Problem description: Find every line below where the word "than" occurs, then give how many you found and nothing else.

Stored data:
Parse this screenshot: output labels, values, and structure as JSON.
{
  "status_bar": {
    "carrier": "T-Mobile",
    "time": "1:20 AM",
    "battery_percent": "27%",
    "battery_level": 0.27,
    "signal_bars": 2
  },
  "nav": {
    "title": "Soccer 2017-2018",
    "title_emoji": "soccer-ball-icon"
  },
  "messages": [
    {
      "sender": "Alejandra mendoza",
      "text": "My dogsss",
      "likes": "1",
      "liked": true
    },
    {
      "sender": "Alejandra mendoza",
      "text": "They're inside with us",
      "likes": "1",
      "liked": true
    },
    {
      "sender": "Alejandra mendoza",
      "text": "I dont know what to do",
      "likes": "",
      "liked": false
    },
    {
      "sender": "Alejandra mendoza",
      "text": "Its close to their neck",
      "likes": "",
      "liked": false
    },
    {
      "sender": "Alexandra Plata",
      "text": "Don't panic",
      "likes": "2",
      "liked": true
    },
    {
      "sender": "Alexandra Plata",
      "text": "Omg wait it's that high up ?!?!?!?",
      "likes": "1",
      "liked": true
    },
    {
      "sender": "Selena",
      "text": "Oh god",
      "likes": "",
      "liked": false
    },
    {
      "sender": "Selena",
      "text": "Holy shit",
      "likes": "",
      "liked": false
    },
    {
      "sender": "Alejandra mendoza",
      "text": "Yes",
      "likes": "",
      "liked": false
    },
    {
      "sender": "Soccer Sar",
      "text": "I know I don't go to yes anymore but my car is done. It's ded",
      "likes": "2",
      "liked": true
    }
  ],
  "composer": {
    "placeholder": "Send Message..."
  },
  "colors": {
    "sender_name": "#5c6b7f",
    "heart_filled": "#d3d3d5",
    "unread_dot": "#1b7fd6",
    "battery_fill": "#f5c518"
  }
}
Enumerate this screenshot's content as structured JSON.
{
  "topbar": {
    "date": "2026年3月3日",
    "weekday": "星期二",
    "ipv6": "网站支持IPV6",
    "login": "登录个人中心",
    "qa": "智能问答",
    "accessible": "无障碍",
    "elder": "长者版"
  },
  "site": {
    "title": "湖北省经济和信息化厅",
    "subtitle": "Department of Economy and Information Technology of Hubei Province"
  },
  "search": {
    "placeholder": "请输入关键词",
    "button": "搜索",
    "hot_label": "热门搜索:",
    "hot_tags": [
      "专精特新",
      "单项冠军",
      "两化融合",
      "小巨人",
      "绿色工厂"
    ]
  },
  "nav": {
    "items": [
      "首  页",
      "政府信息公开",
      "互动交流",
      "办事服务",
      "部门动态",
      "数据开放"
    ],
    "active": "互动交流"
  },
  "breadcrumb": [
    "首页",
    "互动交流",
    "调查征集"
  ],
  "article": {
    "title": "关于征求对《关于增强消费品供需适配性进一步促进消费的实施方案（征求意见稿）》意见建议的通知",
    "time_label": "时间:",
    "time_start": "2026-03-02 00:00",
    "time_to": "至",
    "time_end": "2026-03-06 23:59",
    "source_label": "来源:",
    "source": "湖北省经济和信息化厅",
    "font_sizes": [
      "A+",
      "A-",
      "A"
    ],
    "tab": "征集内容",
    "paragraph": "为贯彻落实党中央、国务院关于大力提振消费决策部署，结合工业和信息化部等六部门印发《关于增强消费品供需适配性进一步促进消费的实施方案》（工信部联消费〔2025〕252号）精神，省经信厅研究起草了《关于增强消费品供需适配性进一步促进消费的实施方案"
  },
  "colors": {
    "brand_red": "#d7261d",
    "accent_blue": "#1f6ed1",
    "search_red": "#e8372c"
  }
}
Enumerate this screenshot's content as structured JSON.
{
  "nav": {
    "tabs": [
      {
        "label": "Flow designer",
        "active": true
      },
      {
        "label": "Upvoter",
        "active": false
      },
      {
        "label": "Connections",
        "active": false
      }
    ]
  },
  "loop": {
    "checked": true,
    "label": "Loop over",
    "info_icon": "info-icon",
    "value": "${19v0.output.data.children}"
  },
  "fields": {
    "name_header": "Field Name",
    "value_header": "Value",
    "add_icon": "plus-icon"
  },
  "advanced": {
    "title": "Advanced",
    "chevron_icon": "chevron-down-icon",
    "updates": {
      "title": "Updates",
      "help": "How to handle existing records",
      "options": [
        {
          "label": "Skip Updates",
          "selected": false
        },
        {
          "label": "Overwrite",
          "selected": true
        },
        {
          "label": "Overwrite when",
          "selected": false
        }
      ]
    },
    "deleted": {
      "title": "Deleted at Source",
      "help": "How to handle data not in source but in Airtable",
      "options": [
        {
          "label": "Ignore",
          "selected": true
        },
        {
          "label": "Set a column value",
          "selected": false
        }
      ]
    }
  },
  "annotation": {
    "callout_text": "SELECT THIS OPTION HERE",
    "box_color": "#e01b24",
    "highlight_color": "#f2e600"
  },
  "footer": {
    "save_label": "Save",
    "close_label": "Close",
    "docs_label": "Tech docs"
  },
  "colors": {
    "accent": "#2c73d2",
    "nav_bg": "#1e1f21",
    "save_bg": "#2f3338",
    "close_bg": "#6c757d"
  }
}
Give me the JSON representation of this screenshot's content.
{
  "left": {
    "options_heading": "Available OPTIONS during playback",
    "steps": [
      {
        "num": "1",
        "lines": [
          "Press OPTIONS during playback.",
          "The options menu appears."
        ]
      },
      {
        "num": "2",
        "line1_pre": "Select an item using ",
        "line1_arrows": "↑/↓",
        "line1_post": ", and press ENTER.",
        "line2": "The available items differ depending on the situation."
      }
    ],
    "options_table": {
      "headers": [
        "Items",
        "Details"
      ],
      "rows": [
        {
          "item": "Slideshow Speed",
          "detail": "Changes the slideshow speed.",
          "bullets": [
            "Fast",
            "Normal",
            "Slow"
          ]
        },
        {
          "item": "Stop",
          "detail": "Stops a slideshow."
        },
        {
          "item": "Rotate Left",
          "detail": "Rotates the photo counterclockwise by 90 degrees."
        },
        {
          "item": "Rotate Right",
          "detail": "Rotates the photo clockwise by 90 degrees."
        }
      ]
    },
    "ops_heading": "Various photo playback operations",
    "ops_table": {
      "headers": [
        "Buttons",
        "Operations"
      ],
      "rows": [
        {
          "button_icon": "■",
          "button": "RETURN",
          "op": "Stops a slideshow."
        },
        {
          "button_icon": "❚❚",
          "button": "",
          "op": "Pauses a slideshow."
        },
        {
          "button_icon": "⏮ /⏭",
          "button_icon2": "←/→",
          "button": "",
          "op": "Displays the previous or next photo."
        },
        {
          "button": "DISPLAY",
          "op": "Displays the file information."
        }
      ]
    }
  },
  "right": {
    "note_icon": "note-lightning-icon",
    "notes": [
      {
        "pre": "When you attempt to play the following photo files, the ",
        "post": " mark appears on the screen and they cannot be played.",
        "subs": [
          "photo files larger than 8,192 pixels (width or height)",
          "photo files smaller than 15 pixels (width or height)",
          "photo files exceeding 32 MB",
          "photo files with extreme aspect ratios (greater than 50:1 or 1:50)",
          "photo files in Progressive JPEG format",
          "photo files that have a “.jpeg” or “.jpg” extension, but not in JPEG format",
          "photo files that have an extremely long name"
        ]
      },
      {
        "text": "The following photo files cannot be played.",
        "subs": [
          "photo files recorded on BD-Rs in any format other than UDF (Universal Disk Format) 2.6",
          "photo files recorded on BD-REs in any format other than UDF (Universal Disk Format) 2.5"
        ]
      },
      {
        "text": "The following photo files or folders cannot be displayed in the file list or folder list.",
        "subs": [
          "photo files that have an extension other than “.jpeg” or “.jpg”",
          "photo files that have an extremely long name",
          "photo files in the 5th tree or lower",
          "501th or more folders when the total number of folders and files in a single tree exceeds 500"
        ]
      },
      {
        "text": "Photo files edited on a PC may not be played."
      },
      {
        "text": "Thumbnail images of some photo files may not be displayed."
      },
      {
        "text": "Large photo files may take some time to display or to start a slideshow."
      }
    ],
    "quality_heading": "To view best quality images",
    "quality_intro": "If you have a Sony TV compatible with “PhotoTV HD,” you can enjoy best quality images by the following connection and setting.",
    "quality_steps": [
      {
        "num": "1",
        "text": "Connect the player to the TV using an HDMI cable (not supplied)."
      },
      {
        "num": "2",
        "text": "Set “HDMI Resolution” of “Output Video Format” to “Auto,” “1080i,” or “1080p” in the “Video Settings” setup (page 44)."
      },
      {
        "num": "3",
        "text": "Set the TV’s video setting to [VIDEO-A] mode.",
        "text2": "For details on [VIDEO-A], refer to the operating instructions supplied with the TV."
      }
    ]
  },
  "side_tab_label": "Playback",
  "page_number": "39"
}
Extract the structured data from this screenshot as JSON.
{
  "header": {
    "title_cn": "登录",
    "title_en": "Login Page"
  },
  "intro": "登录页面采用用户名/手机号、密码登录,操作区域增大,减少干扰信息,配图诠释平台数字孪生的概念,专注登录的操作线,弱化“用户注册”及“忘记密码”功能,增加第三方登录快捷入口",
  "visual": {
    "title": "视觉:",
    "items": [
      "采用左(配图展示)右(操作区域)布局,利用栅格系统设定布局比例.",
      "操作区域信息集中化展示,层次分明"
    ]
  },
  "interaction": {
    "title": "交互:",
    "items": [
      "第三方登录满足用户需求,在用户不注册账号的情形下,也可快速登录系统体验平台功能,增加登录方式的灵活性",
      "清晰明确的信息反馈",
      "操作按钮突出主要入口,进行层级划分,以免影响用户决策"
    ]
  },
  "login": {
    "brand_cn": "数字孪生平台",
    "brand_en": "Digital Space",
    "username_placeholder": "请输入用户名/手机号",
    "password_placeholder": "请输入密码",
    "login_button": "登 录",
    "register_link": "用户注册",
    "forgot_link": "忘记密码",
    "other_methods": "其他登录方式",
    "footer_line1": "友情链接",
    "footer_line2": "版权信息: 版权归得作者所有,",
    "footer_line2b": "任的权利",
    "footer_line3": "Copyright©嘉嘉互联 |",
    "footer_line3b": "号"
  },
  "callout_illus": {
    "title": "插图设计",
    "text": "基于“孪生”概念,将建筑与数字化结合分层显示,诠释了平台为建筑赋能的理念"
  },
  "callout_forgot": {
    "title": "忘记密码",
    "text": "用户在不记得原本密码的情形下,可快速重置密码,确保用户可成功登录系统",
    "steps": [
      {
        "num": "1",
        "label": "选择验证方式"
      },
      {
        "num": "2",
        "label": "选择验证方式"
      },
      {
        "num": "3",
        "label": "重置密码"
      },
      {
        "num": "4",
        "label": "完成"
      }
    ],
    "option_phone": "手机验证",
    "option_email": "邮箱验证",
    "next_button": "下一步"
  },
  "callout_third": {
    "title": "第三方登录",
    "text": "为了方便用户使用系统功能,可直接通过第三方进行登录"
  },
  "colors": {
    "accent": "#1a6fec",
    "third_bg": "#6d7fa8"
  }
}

Final answer: 6